So, let me get this straight: After two decades of mocking the Yankees for failing to buy championships, Mets fans are now extremely confident they’re about to … buy championships under Steve Cohen?
If it wasn’t clear by now that that’s not how any of this works, allow us to shout it loudly from the rooftops of the big ballpark in the Bronx.
After a roller-coaster ride of emotional hijinks, the Mets announced on Monday evening that the deal to transfer power from the Bernie Madoff-addled Wilpon family to Cohen, a $14-billionaire who made his money defrauding the general public on hedge funds, was officially official.
It took Mets fan 1.2 seconds to abandon all they’d learned watching baseball for their entire lives, and demand that Uncle Steve Cohen bury the league with his fraudulent checkbook immediately.
Ignore, for a minute, that if the rest of baseball’s owners believed Cohen was about to “bury” them through excessive spending, they … wouldn’t approve him. Imagine letting a bull like Cohen ruin your china shop of collusion after so many years of hard work?
But spending aside, in order for Cohen to succeed, he must be surrounded by the right baseball people. Is GM and former agent Brodie Van Wagenen one of those people? Judging by his short-sighted transactions and the disappearance of Jed Lowrie into the Springfield Mystery Spot, we aren’t so sure.
Cohen’s billions cannot undo the Jarred Kelenic trade. You cannot finance a time machine to prevent the sacrifice of Anthony Kay and Simeon Woods Richardson in order to obtain Marcus Stroman’s services for one cursed second half of action.
Money doesn’t bulldoze. Money supplements. If you believe the Mets have a championship core in place with Jacob deGrom and four eager question marks leading the rotation, then Cohen can help push you over the finish line. But answer this: If you think Cohen’s money was the final piece to the puzzle, who do you intend for it to go capture? Francisco Lindor is the only high-impact player on the market in 2022 who might be dazzled by dollar signs alone. Trevor Bauer could be outright bought this offseason. JT Realmuto may or may not leave Philadelphia. Are any of those three the missing piece?
There aren’t barrels full of free agents ripe for the plucking annually. That’s why purchasing the commissioner’s trophy is so very difficult. If the other 22 men on the roster aren’t exactly right, the three high-dollar value additions won’t mean much.
Perhaps Cohen’s biggest asset is that he does not hold the surname “Wilpon”. Certain sects of Flushing believe that family was the sole thing holding the Mets back all these years, and it definitely can’t hurt to get rid of their imprint.

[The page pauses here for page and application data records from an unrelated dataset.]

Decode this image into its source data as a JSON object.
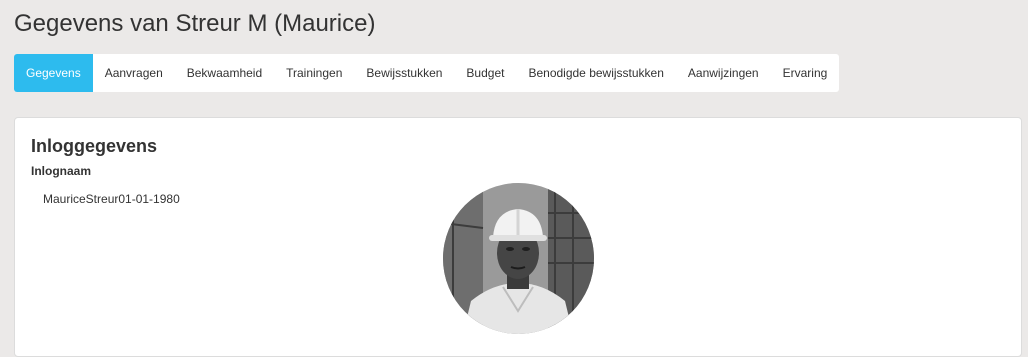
{
  "page": {
    "title": "Gegevens van Streur M (Maurice)"
  },
  "tabs": [
    {
      "label": "Gegevens",
      "active": true
    },
    {
      "label": "Aanvragen",
      "active": false
    },
    {
      "label": "Bekwaamheid",
      "active": false
    },
    {
      "label": "Trainingen",
      "active": false
    },
    {
      "label": "Bewijsstukken",
      "active": false
    },
    {
      "label": "Budget",
      "active": false
    },
    {
      "label": "Benodigde bewijsstukken",
      "active": false
    },
    {
      "label": "Aanwijzingen",
      "active": false
    },
    {
      "label": "Ervaring",
      "active": false
    }
  ],
  "login_section": {
    "title": "Inloggegevens",
    "username_label": "Inlognaam",
    "username_value": "MauriceStreur01-01-1980"
  },
  "colors": {
    "accent": "#2dbbee",
    "background": "#ebe9e8"
  }
}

As a Yankees fan, I’m not “scared” of Cohen, and I wish the scarred Mets fans well. But after two decades of crowing in the exact opposite direct, don’t be surprised when purchasing a ring for your mantle proves difficult. The people pushing for the transactions have to know what they’re doing, too.